"""

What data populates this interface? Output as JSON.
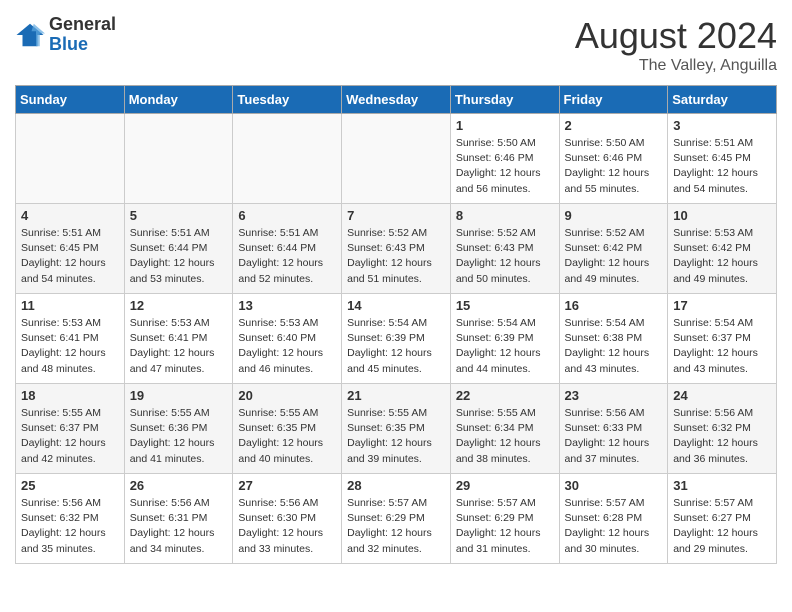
{
  "logo": {
    "general": "General",
    "blue": "Blue"
  },
  "title": {
    "month_year": "August 2024",
    "location": "The Valley, Anguilla"
  },
  "days_of_week": [
    "Sunday",
    "Monday",
    "Tuesday",
    "Wednesday",
    "Thursday",
    "Friday",
    "Saturday"
  ],
  "weeks": [
    [
      {
        "day": "",
        "info": ""
      },
      {
        "day": "",
        "info": ""
      },
      {
        "day": "",
        "info": ""
      },
      {
        "day": "",
        "info": ""
      },
      {
        "day": "1",
        "info": "Sunrise: 5:50 AM\nSunset: 6:46 PM\nDaylight: 12 hours\nand 56 minutes."
      },
      {
        "day": "2",
        "info": "Sunrise: 5:50 AM\nSunset: 6:46 PM\nDaylight: 12 hours\nand 55 minutes."
      },
      {
        "day": "3",
        "info": "Sunrise: 5:51 AM\nSunset: 6:45 PM\nDaylight: 12 hours\nand 54 minutes."
      }
    ],
    [
      {
        "day": "4",
        "info": "Sunrise: 5:51 AM\nSunset: 6:45 PM\nDaylight: 12 hours\nand 54 minutes."
      },
      {
        "day": "5",
        "info": "Sunrise: 5:51 AM\nSunset: 6:44 PM\nDaylight: 12 hours\nand 53 minutes."
      },
      {
        "day": "6",
        "info": "Sunrise: 5:51 AM\nSunset: 6:44 PM\nDaylight: 12 hours\nand 52 minutes."
      },
      {
        "day": "7",
        "info": "Sunrise: 5:52 AM\nSunset: 6:43 PM\nDaylight: 12 hours\nand 51 minutes."
      },
      {
        "day": "8",
        "info": "Sunrise: 5:52 AM\nSunset: 6:43 PM\nDaylight: 12 hours\nand 50 minutes."
      },
      {
        "day": "9",
        "info": "Sunrise: 5:52 AM\nSunset: 6:42 PM\nDaylight: 12 hours\nand 49 minutes."
      },
      {
        "day": "10",
        "info": "Sunrise: 5:53 AM\nSunset: 6:42 PM\nDaylight: 12 hours\nand 49 minutes."
      }
    ],
    [
      {
        "day": "11",
        "info": "Sunrise: 5:53 AM\nSunset: 6:41 PM\nDaylight: 12 hours\nand 48 minutes."
      },
      {
        "day": "12",
        "info": "Sunrise: 5:53 AM\nSunset: 6:41 PM\nDaylight: 12 hours\nand 47 minutes."
      },
      {
        "day": "13",
        "info": "Sunrise: 5:53 AM\nSunset: 6:40 PM\nDaylight: 12 hours\nand 46 minutes."
      },
      {
        "day": "14",
        "info": "Sunrise: 5:54 AM\nSunset: 6:39 PM\nDaylight: 12 hours\nand 45 minutes."
      },
      {
        "day": "15",
        "info": "Sunrise: 5:54 AM\nSunset: 6:39 PM\nDaylight: 12 hours\nand 44 minutes."
      },
      {
        "day": "16",
        "info": "Sunrise: 5:54 AM\nSunset: 6:38 PM\nDaylight: 12 hours\nand 43 minutes."
      },
      {
        "day": "17",
        "info": "Sunrise: 5:54 AM\nSunset: 6:37 PM\nDaylight: 12 hours\nand 43 minutes."
      }
    ],
    [
      {
        "day": "18",
        "info": "Sunrise: 5:55 AM\nSunset: 6:37 PM\nDaylight: 12 hours\nand 42 minutes."
      },
      {
        "day": "19",
        "info": "Sunrise: 5:55 AM\nSunset: 6:36 PM\nDaylight: 12 hours\nand 41 minutes."
      },
      {
        "day": "20",
        "info": "Sunrise: 5:55 AM\nSunset: 6:35 PM\nDaylight: 12 hours\nand 40 minutes."
      },
      {
        "day": "21",
        "info": "Sunrise: 5:55 AM\nSunset: 6:35 PM\nDaylight: 12 hours\nand 39 minutes."
      },
      {
        "day": "22",
        "info": "Sunrise: 5:55 AM\nSunset: 6:34 PM\nDaylight: 12 hours\nand 38 minutes."
      },
      {
        "day": "23",
        "info": "Sunrise: 5:56 AM\nSunset: 6:33 PM\nDaylight: 12 hours\nand 37 minutes."
      },
      {
        "day": "24",
        "info": "Sunrise: 5:56 AM\nSunset: 6:32 PM\nDaylight: 12 hours\nand 36 minutes."
      }
    ],
    [
      {
        "day": "25",
        "info": "Sunrise: 5:56 AM\nSunset: 6:32 PM\nDaylight: 12 hours\nand 35 minutes."
      },
      {
        "day": "26",
        "info": "Sunrise: 5:56 AM\nSunset: 6:31 PM\nDaylight: 12 hours\nand 34 minutes."
      },
      {
        "day": "27",
        "info": "Sunrise: 5:56 AM\nSunset: 6:30 PM\nDaylight: 12 hours\nand 33 minutes."
      },
      {
        "day": "28",
        "info": "Sunrise: 5:57 AM\nSunset: 6:29 PM\nDaylight: 12 hours\nand 32 minutes."
      },
      {
        "day": "29",
        "info": "Sunrise: 5:57 AM\nSunset: 6:29 PM\nDaylight: 12 hours\nand 31 minutes."
      },
      {
        "day": "30",
        "info": "Sunrise: 5:57 AM\nSunset: 6:28 PM\nDaylight: 12 hours\nand 30 minutes."
      },
      {
        "day": "31",
        "info": "Sunrise: 5:57 AM\nSunset: 6:27 PM\nDaylight: 12 hours\nand 29 minutes."
      }
    ]
  ]
}
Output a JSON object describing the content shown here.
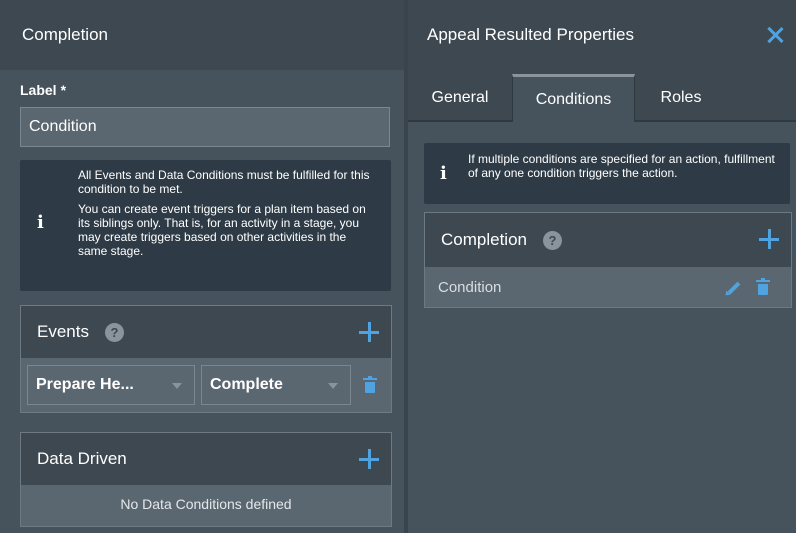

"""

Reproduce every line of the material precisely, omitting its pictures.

Solved problem:
What data populates this interface? Output as JSON.
{
  "logo": {
    "general": "General",
    "blue": "Blue"
  },
  "title": {
    "month_year": "August 2024",
    "location": "The Valley, Anguilla"
  },
  "days_of_week": [
    "Sunday",
    "Monday",
    "Tuesday",
    "Wednesday",
    "Thursday",
    "Friday",
    "Saturday"
  ],
  "weeks": [
    [
      {
        "day": "",
        "info": ""
      },
      {
        "day": "",
        "info": ""
      },
      {
        "day": "",
        "info": ""
      },
      {
        "day": "",
        "info": ""
      },
      {
        "day": "1",
        "info": "Sunrise: 5:50 AM\nSunset: 6:46 PM\nDaylight: 12 hours\nand 56 minutes."
      },
      {
        "day": "2",
        "info": "Sunrise: 5:50 AM\nSunset: 6:46 PM\nDaylight: 12 hours\nand 55 minutes."
      },
      {
        "day": "3",
        "info": "Sunrise: 5:51 AM\nSunset: 6:45 PM\nDaylight: 12 hours\nand 54 minutes."
      }
    ],
    [
      {
        "day": "4",
        "info": "Sunrise: 5:51 AM\nSunset: 6:45 PM\nDaylight: 12 hours\nand 54 minutes."
      },
      {
        "day": "5",
        "info": "Sunrise: 5:51 AM\nSunset: 6:44 PM\nDaylight: 12 hours\nand 53 minutes."
      },
      {
        "day": "6",
        "info": "Sunrise: 5:51 AM\nSunset: 6:44 PM\nDaylight: 12 hours\nand 52 minutes."
      },
      {
        "day": "7",
        "info": "Sunrise: 5:52 AM\nSunset: 6:43 PM\nDaylight: 12 hours\nand 51 minutes."
      },
      {
        "day": "8",
        "info": "Sunrise: 5:52 AM\nSunset: 6:43 PM\nDaylight: 12 hours\nand 50 minutes."
      },
      {
        "day": "9",
        "info": "Sunrise: 5:52 AM\nSunset: 6:42 PM\nDaylight: 12 hours\nand 49 minutes."
      },
      {
        "day": "10",
        "info": "Sunrise: 5:53 AM\nSunset: 6:42 PM\nDaylight: 12 hours\nand 49 minutes."
      }
    ],
    [
      {
        "day": "11",
        "info": "Sunrise: 5:53 AM\nSunset: 6:41 PM\nDaylight: 12 hours\nand 48 minutes."
      },
      {
        "day": "12",
        "info": "Sunrise: 5:53 AM\nSunset: 6:41 PM\nDaylight: 12 hours\nand 47 minutes."
      },
      {
        "day": "13",
        "info": "Sunrise: 5:53 AM\nSunset: 6:40 PM\nDaylight: 12 hours\nand 46 minutes."
      },
      {
        "day": "14",
        "info": "Sunrise: 5:54 AM\nSunset: 6:39 PM\nDaylight: 12 hours\nand 45 minutes."
      },
      {
        "day": "15",
        "info": "Sunrise: 5:54 AM\nSunset: 6:39 PM\nDaylight: 12 hours\nand 44 minutes."
      },
      {
        "day": "16",
        "info": "Sunrise: 5:54 AM\nSunset: 6:38 PM\nDaylight: 12 hours\nand 43 minutes."
      },
      {
        "day": "17",
        "info": "Sunrise: 5:54 AM\nSunset: 6:37 PM\nDaylight: 12 hours\nand 43 minutes."
      }
    ],
    [
      {
        "day": "18",
        "info": "Sunrise: 5:55 AM\nSunset: 6:37 PM\nDaylight: 12 hours\nand 42 minutes."
      },
      {
        "day": "19",
        "info": "Sunrise: 5:55 AM\nSunset: 6:36 PM\nDaylight: 12 hours\nand 41 minutes."
      },
      {
        "day": "20",
        "info": "Sunrise: 5:55 AM\nSunset: 6:35 PM\nDaylight: 12 hours\nand 40 minutes."
      },
      {
        "day": "21",
        "info": "Sunrise: 5:55 AM\nSunset: 6:35 PM\nDaylight: 12 hours\nand 39 minutes."
      },
      {
        "day": "22",
        "info": "Sunrise: 5:55 AM\nSunset: 6:34 PM\nDaylight: 12 hours\nand 38 minutes."
      },
      {
        "day": "23",
        "info": "Sunrise: 5:56 AM\nSunset: 6:33 PM\nDaylight: 12 hours\nand 37 minutes."
      },
      {
        "day": "24",
        "info": "Sunrise: 5:56 AM\nSunset: 6:32 PM\nDaylight: 12 hours\nand 36 minutes."
      }
    ],
    [
      {
        "day": "25",
        "info": "Sunrise: 5:56 AM\nSunset: 6:32 PM\nDaylight: 12 hours\nand 35 minutes."
      },
      {
        "day": "26",
        "info": "Sunrise: 5:56 AM\nSunset: 6:31 PM\nDaylight: 12 hours\nand 34 minutes."
      },
      {
        "day": "27",
        "info": "Sunrise: 5:56 AM\nSunset: 6:30 PM\nDaylight: 12 hours\nand 33 minutes."
      },
      {
        "day": "28",
        "info": "Sunrise: 5:57 AM\nSunset: 6:29 PM\nDaylight: 12 hours\nand 32 minutes."
      },
      {
        "day": "29",
        "info": "Sunrise: 5:57 AM\nSunset: 6:29 PM\nDaylight: 12 hours\nand 31 minutes."
      },
      {
        "day": "30",
        "info": "Sunrise: 5:57 AM\nSunset: 6:28 PM\nDaylight: 12 hours\nand 30 minutes."
      },
      {
        "day": "31",
        "info": "Sunrise: 5:57 AM\nSunset: 6:27 PM\nDaylight: 12 hours\nand 29 minutes."
      }
    ]
  ]
}
Output a JSON object describing the content shown here.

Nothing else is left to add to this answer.